Felix B. Chang

Associate Professor of Law | Director, Institute for the Global Practice of Law


BA, Yale University
JD, University of Michigan Law School

Areas of Interest

  • Comparative Law
  • Corporations
  • Financial Institutions

Professor Chang’s scholarship focuses on financial reform, particularly the intersections of financial regulation and antitrust. In this area, he has written on the convergence of the credit and derivatives markets, as well as the balance between antitrust and regulation after Dodd-Frank. Professor Chang also works in comparative law. His current project in this area is a book under contract with Cambridge University Press that compares Roma inclusion in Eastern Europe with desegregation in the American South during Civil Rights.

Professor Chang founded and directs the Institute for the Global Practice of Law (IGPL), which designs innovative programming for legal practitioners around the world.
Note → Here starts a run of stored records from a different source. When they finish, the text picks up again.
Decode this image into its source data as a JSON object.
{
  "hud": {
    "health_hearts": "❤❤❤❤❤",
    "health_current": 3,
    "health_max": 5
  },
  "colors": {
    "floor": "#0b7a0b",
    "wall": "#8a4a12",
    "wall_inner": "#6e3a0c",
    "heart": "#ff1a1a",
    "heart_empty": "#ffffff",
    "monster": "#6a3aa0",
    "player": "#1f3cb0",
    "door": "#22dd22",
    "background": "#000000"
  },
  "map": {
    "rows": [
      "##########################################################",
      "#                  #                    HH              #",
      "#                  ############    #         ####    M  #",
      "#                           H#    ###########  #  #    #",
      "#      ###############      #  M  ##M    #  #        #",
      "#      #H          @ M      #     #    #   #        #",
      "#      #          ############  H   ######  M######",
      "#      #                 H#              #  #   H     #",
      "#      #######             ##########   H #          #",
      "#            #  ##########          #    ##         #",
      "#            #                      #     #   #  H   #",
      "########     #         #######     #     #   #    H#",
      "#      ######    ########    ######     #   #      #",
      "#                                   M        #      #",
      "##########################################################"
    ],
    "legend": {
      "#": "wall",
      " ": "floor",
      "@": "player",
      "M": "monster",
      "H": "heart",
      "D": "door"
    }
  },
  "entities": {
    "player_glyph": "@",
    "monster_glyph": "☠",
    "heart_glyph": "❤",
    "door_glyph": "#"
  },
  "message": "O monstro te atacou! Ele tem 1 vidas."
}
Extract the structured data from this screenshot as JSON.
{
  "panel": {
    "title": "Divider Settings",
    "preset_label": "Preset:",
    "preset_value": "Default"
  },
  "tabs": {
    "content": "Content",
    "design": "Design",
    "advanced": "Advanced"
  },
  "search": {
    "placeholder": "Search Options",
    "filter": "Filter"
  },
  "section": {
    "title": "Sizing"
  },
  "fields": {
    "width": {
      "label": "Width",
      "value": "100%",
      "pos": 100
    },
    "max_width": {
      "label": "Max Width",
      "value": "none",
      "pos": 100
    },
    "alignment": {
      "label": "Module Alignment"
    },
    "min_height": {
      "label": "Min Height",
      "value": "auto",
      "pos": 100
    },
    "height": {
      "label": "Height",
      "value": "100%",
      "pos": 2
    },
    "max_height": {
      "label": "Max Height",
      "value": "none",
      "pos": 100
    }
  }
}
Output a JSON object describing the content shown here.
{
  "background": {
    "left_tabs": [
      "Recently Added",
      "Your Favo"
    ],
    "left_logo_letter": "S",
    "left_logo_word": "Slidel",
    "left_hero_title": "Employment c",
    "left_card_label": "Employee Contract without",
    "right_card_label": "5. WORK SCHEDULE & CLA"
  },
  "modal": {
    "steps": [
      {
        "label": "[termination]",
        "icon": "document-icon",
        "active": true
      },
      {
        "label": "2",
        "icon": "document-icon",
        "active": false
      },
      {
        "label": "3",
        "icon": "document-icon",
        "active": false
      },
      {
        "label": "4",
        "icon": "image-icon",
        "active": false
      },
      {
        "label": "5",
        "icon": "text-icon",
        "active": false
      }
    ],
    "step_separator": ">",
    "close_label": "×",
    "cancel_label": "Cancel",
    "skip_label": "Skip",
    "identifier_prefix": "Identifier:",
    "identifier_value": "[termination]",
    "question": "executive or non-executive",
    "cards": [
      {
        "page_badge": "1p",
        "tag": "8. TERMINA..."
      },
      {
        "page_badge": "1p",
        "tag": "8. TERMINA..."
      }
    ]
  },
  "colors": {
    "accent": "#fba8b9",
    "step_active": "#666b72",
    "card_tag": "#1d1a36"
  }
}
To date, its programs have drawn participants from Armenia, Brazil, Bulgaria, Cameroon, China, Colombia, Costa Rica, France, India, Iran, Italy, Jamaica, Jordan, Nepal, Nigeria, the Philippines, Saudi Arabia, Spain, Taiwan, Uganda, and Ukraine. IGPL supplements the College of Law’s LLM program in the U.S. legal system, which Professor Chang also helped launch.

In 2014, Professor Chang received the Goldman Prize for Excellence in Teaching. At the College of Law, he primarily teaches business-related course, as well as trusts and estates.


Second-Generation Monopolization: Parallel Exclusion in Derivatives Markets, 2016 COLUM. BUS. L. REV. __ (forthcoming) (selected for the 2016 Next Generation of Antitrust Scholars Conference at NYU School of Law)
Financial Market Bottlenecks and the “Openness” Mandate, 23 GEO. MASON. L. REV. 69 (2015) (selected for the 2014 American Society of Comparative Law Younger Comparativists Committee Workshop on Comparative Business and Financial Law at UC Davis School of Law)
The Systemic Risk Paradox: Banks and Clearinghouses under Regulation, 2014 COLUM. BUS. L. REV. 747 (selected for the 2014 Junior Faculty Business and Financial Law Workshop at George Washington Law School’s Center for Law, Economics, and Finance)
Death to Credit as Leverage: Using the Bank Anti-Tying Provision to Curb Financial Risk, 9 NYU J. L. & BUS. 851 (2013)


ROMA INCLUSION AND U.S. CIVIL RIGHTS: A LEGAL AND CULTURAL COMPARISON (co-author) (under contract with Cambridge University Press) (selected for 2015 conference “The Present and Future of Civil Rights Movements” at Duke Law School)
CHINESE MIGRANTS IN RUSSIA, CENTRAL ASIA AND EASTERN EUROPE (Routledge 2011) (co-editor and contributor)

    • Chapter Contributions:
      • Globalization without Gravitas: Chinese Migrants in Transition Economies
      • Myth and Migration: Zhejiangese Merchants in Serbia
      • The Chinese under Serbian Laws


Foreword: Twenty-Eighth Annual Corporate Law Symposium: Rethinking Compliance, 84 U. CIN. L. REV. (forthcoming May 2016)
Can Chinese Migrants Bolster the Struggling Economies of Europe?, EUROPEANA, Vol. II (Nov. 2012) (invited submission)
Get Your Canned Goods, Umbrellas, and Knock-off Pumas Here!, FOREIGN POLICY (Dec. 2009)
After Georgia v. Ashcroft: The Primacy of Proportionality in Voting Rights Jurisprudence, Note, 11 MICH. J. RACE & LAW 219 (2006)
The Economic Motivations of Xinjiang Wahhabism, THE CENTRAL ASIA-CAUCASUS ANALYST (Johns Hopkins School of Advanced International Studies, Feb. 2002)

  • Agency, Partnership, & Unincorporated Businesses
  • Business Associations
  • Corporations
  • International Business Transactions
  • Introduction to the U.S. Legal System
  • Torts
  • Wills, Trusts, Estates & Future Interests